The sun is warm on my back, though there is ice on the puddles.  There are strange cuts and dips in the land, with spiky reeds.  Dry stone walls crumble among the trees on one side; on the other, Rowberry Woods fall away deep inky black with the sound of water flowing at the bottom of a deep scarp. 

I reach the foot of Dolebury Warren.  Before me is a ridge of limestone covered in grassland.  According to the information board this is a place of bee and pyramidal orchids, yellow wort, drop wort and kidney vetch.  Tiny but beautiful spring annuals such as rue leaved saxifrage, common storks bill and early forget-me-nots thrive on the shallow rocky soils.  In places bell heather and bilberry grow amongst limestone heath.  The acidic soils derive from sands blown onto site during the last glaciations.  Dolebury Warren is specified a site of specific scientific interest by English Nature and a scheduled ancient monument by English Heritage.  There is a 2000-year-old Iron Age fort from which there are excellent views out over the Bristol Channel.  The National Trust owns the site that also has a medieval rabbit warren (which provided the local inhabitants with fresh meat) and a Celtic field system.  The crisp frosted grass matches the shadows.  A buzzard flies low across past me, unconcerned by my presence.  I pass ancient anthills, hummocks grassed over and trimmed by the sheep like green nodules, ridged hillsides and bare trees:  not a single leaf. 

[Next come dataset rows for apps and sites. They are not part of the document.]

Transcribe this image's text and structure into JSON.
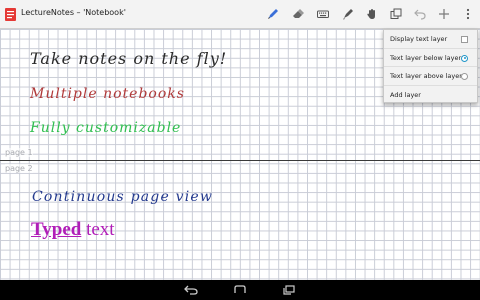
{
  "app": {
    "title": "LectureNotes – 'Notebook'",
    "accent_color": "#e53935"
  },
  "toolbar": {
    "icons": [
      "pen-icon",
      "eraser-icon",
      "keyboard-icon",
      "marker-icon",
      "hand-icon",
      "layers-icon",
      "undo-icon",
      "add-icon",
      "overflow-menu-icon"
    ]
  },
  "pages": {
    "page1_label": "page 1",
    "page2_label": "page 2"
  },
  "handwriting": {
    "line1": "Take notes on the fly!",
    "line2": "Multiple notebooks",
    "line3": "Fully customizable",
    "line4": "Continuous page view"
  },
  "typed_text": {
    "bold_word": "Typed",
    "rest": " text",
    "color": "#b11eb8"
  },
  "layer_menu": {
    "items": [
      {
        "label": "Display text layer",
        "control": "checkbox",
        "checked": false
      },
      {
        "label": "Text layer below layer 1",
        "control": "radio",
        "checked": true
      },
      {
        "label": "Text layer above layer 1",
        "control": "radio",
        "checked": false
      },
      {
        "label": "Add layer",
        "control": "none"
      }
    ]
  },
  "navbar": {
    "icons": [
      "back-icon",
      "home-icon",
      "recents-icon"
    ]
  }
}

I am alone, high above the countryside around, but fringed by trees.  There is evidence of a tree felling programme within the hill fort ramparts to enhance wildlife interest:  they are taking out non-native trees, especially turkey oak and sycamore of very little wildlife value; good quality English oak and hawthorn, ash, spindle, holly and wayfaring trees are being retained to keep the open parkland aspect.  The ramparts are impressive with sizeable limestone blocks and scree stones, and the fort is some two hundred metres long, sloping towards the west.  There is an amazing view, and it is a brilliant defensive position.  The levels are flat like a map and diminutive church towers and steeples mark the parishes below. There is a steep track down through woods to the A38. 

There are four pubs in Churchill.  The extraordinary Crown Inn, CAMRA pub of the year 1999, on the corner of Skinners Lane and The Batch, which is a place that is almost from another time, certainly from a wilder world.  A step away there is the bright and cheerful Nelson Arms, and on the A38 there are two pit stops, one on either side of the road: the Stag and Hounds and the Churchill itself, with the grand old man’s cigar-toting portrait as an Inn Sign.  The Crown, however, is a different experience.  It is not an everyday, modern, carpet and fruit machine boozer at all.  Possibly, just possibly, it’s a place that started life around the end of the last glaciations, where Iron Age men raised horns of mead.  Certainly it is a fitting place to end a stumble through limestone gorges and over a 2000-year-old fort…